**WHAT THE TASK ASKS**
Retype each record below word for word, pictures excluded.
-------- RECORDS TO PROCESS --------
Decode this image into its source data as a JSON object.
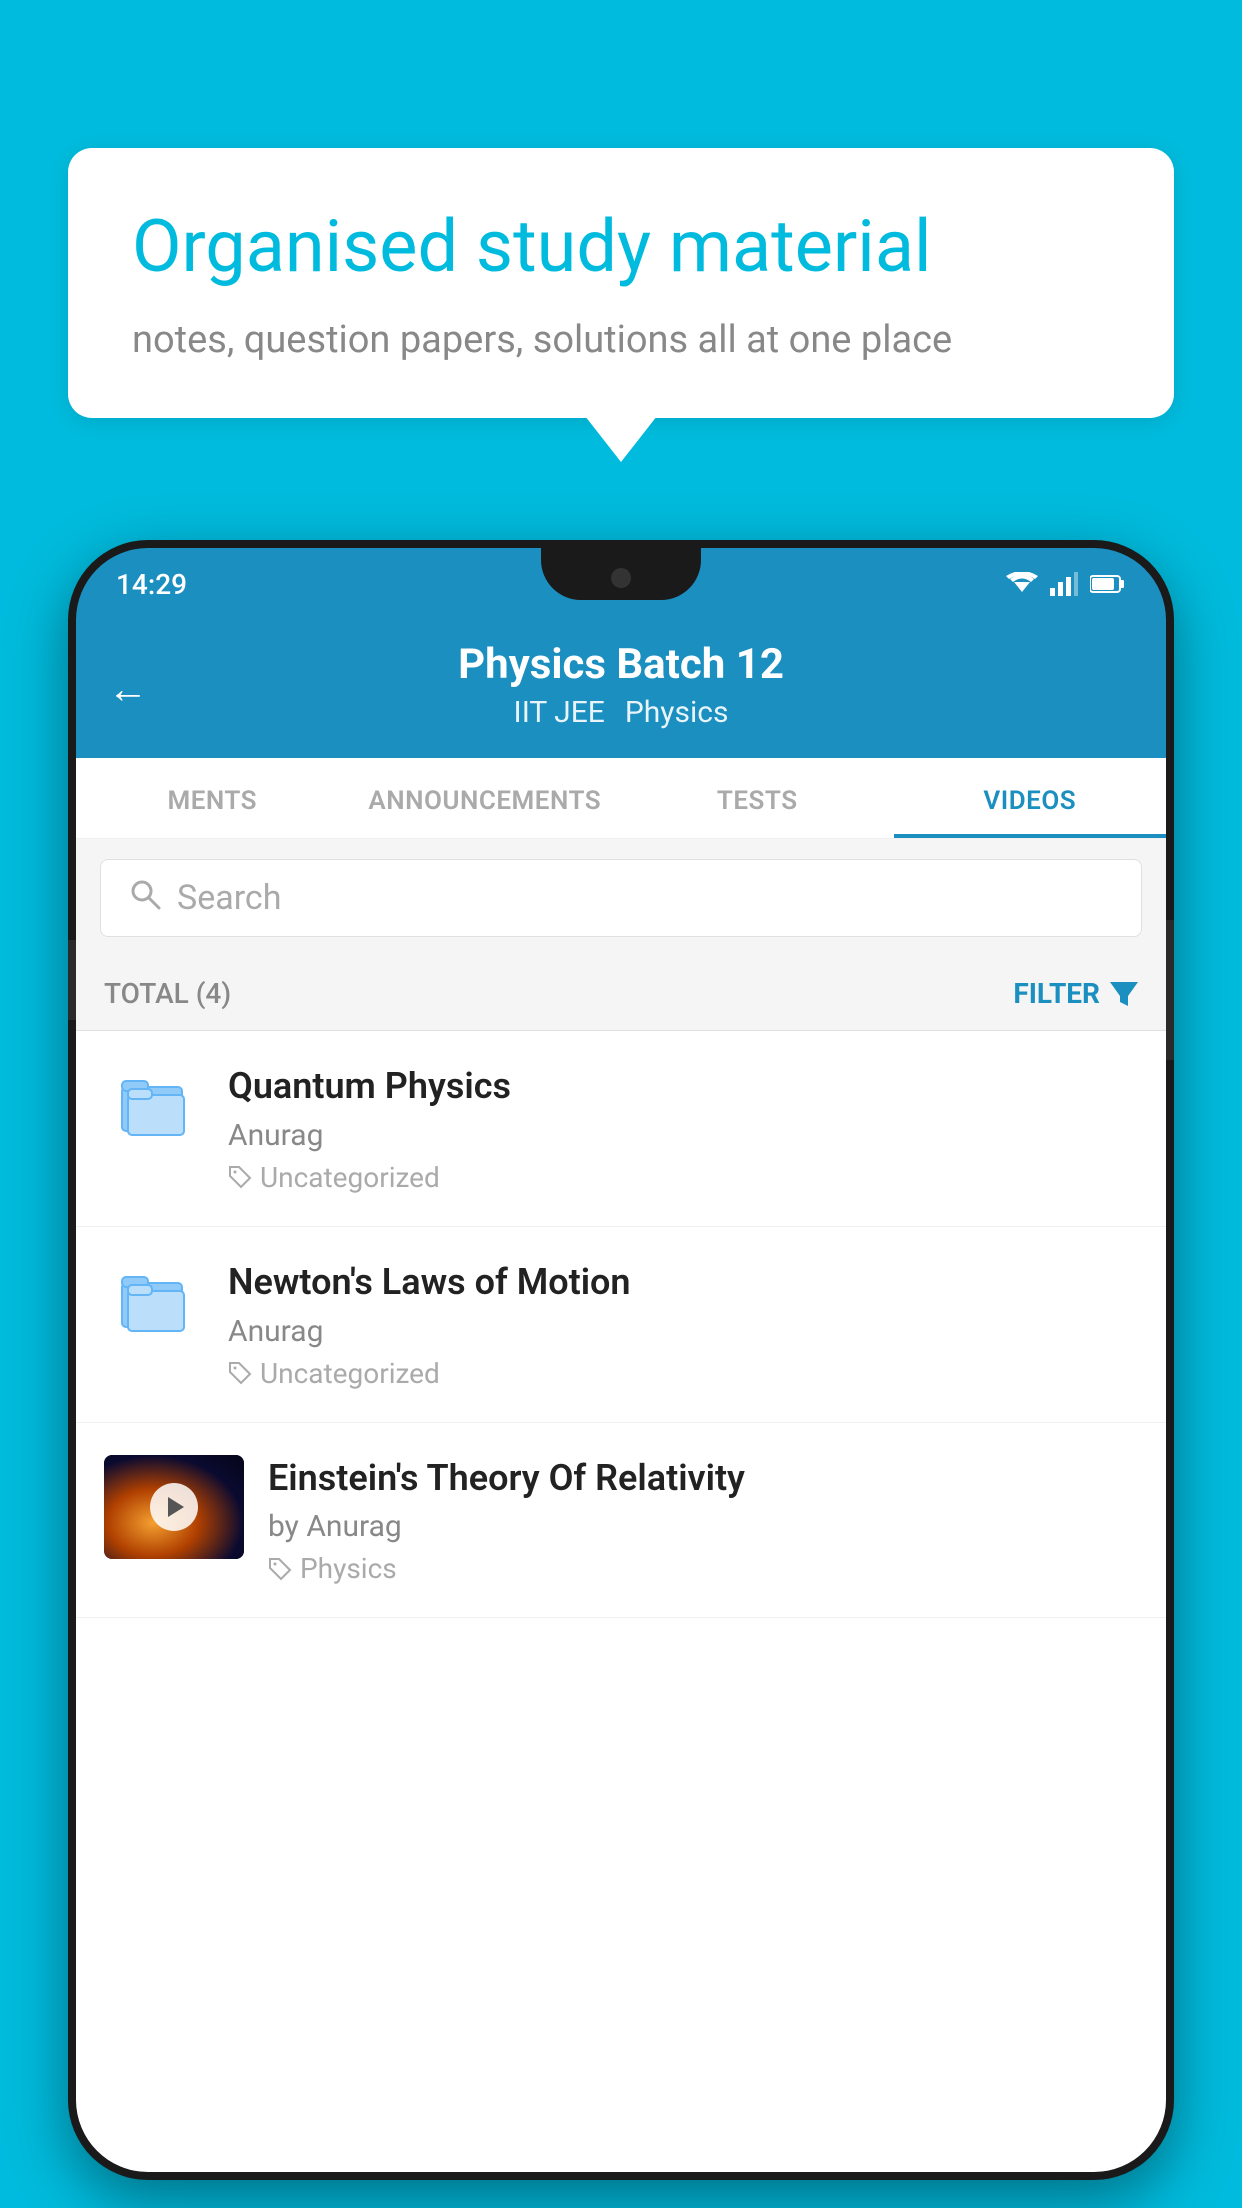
{
  "background_color": "#00BBDD",
  "bubble": {
    "title": "Organised study material",
    "subtitle": "notes, question papers, solutions all at one place"
  },
  "status_bar": {
    "time": "14:29",
    "wifi_icon": "wifi",
    "signal_icon": "signal",
    "battery_icon": "battery"
  },
  "header": {
    "back_label": "←",
    "title": "Physics Batch 12",
    "subtitle_part1": "IIT JEE",
    "subtitle_part2": "Physics"
  },
  "tabs": [
    {
      "label": "MENTS",
      "active": false
    },
    {
      "label": "ANNOUNCEMENTS",
      "active": false
    },
    {
      "label": "TESTS",
      "active": false
    },
    {
      "label": "VIDEOS",
      "active": true
    }
  ],
  "search": {
    "placeholder": "Search"
  },
  "filter_bar": {
    "total_label": "TOTAL (4)",
    "filter_label": "FILTER"
  },
  "videos": [
    {
      "title": "Quantum Physics",
      "author": "Anurag",
      "tag": "Uncategorized",
      "type": "folder",
      "has_thumb": false
    },
    {
      "title": "Newton's Laws of Motion",
      "author": "Anurag",
      "tag": "Uncategorized",
      "type": "folder",
      "has_thumb": false
    },
    {
      "title": "Einstein's Theory Of Relativity",
      "author": "by Anurag",
      "tag": "Physics",
      "type": "video",
      "has_thumb": true
    }
  ]
}
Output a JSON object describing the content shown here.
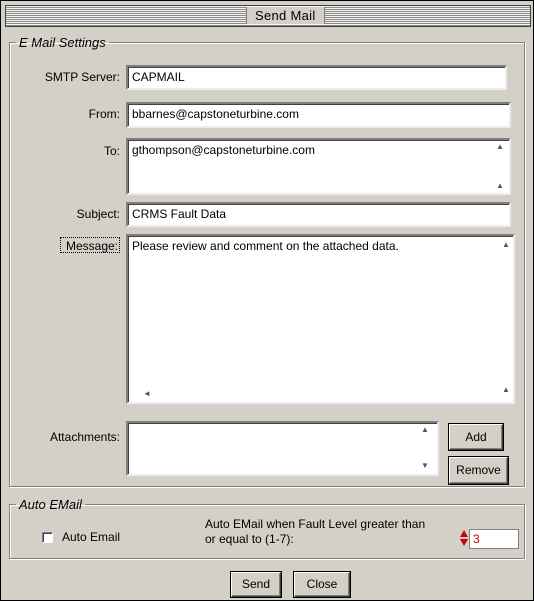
{
  "window": {
    "title": "Send Mail"
  },
  "email_settings": {
    "legend": "E Mail Settings",
    "smtp": {
      "label": "SMTP Server:",
      "value": "CAPMAIL"
    },
    "from": {
      "label": "From:",
      "value": "bbarnes@capstoneturbine.com"
    },
    "to": {
      "label": "To:",
      "value": "gthompson@capstoneturbine.com"
    },
    "subject": {
      "label": "Subject:",
      "value": "CRMS Fault Data"
    },
    "message": {
      "label": "Message:",
      "value": "Please review and comment on the attached data."
    },
    "attachments": {
      "label": "Attachments:",
      "value": ""
    },
    "add_button": "Add",
    "remove_button": "Remove"
  },
  "auto_email": {
    "legend": "Auto EMail",
    "checkbox_label": "Auto Email",
    "checked": false,
    "fault_text": "Auto EMail when Fault Level greater than\nor equal to (1-7):",
    "fault_level": "3"
  },
  "footer": {
    "send_button": "Send",
    "close_button": "Close"
  },
  "colors": {
    "window_bg": "#d4d0c8",
    "spinner_red": "#cc0000"
  }
}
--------
**EXERCISE OUTPUT**
Decode this image into its source data as a JSON object.
{
  "background_color": "#00BBDD",
  "bubble": {
    "title": "Organised study material",
    "subtitle": "notes, question papers, solutions all at one place"
  },
  "status_bar": {
    "time": "14:29",
    "wifi_icon": "wifi",
    "signal_icon": "signal",
    "battery_icon": "battery"
  },
  "header": {
    "back_label": "←",
    "title": "Physics Batch 12",
    "subtitle_part1": "IIT JEE",
    "subtitle_part2": "Physics"
  },
  "tabs": [
    {
      "label": "MENTS",
      "active": false
    },
    {
      "label": "ANNOUNCEMENTS",
      "active": false
    },
    {
      "label": "TESTS",
      "active": false
    },
    {
      "label": "VIDEOS",
      "active": true
    }
  ],
  "search": {
    "placeholder": "Search"
  },
  "filter_bar": {
    "total_label": "TOTAL (4)",
    "filter_label": "FILTER"
  },
  "videos": [
    {
      "title": "Quantum Physics",
      "author": "Anurag",
      "tag": "Uncategorized",
      "type": "folder",
      "has_thumb": false
    },
    {
      "title": "Newton's Laws of Motion",
      "author": "Anurag",
      "tag": "Uncategorized",
      "type": "folder",
      "has_thumb": false
    },
    {
      "title": "Einstein's Theory Of Relativity",
      "author": "by Anurag",
      "tag": "Physics",
      "type": "video",
      "has_thumb": true
    }
  ]
}
Output a JSON object describing the content shown here.
{
  "window": {
    "title": "Send Mail"
  },
  "email_settings": {
    "legend": "E Mail Settings",
    "smtp": {
      "label": "SMTP Server:",
      "value": "CAPMAIL"
    },
    "from": {
      "label": "From:",
      "value": "bbarnes@capstoneturbine.com"
    },
    "to": {
      "label": "To:",
      "value": "gthompson@capstoneturbine.com"
    },
    "subject": {
      "label": "Subject:",
      "value": "CRMS Fault Data"
    },
    "message": {
      "label": "Message:",
      "value": "Please review and comment on the attached data."
    },
    "attachments": {
      "label": "Attachments:",
      "value": ""
    },
    "add_button": "Add",
    "remove_button": "Remove"
  },
  "auto_email": {
    "legend": "Auto EMail",
    "checkbox_label": "Auto Email",
    "checked": false,
    "fault_text": "Auto EMail when Fault Level greater than\nor equal to (1-7):",
    "fault_level": "3"
  },
  "footer": {
    "send_button": "Send",
    "close_button": "Close"
  },
  "colors": {
    "window_bg": "#d4d0c8",
    "spinner_red": "#cc0000"
  }
}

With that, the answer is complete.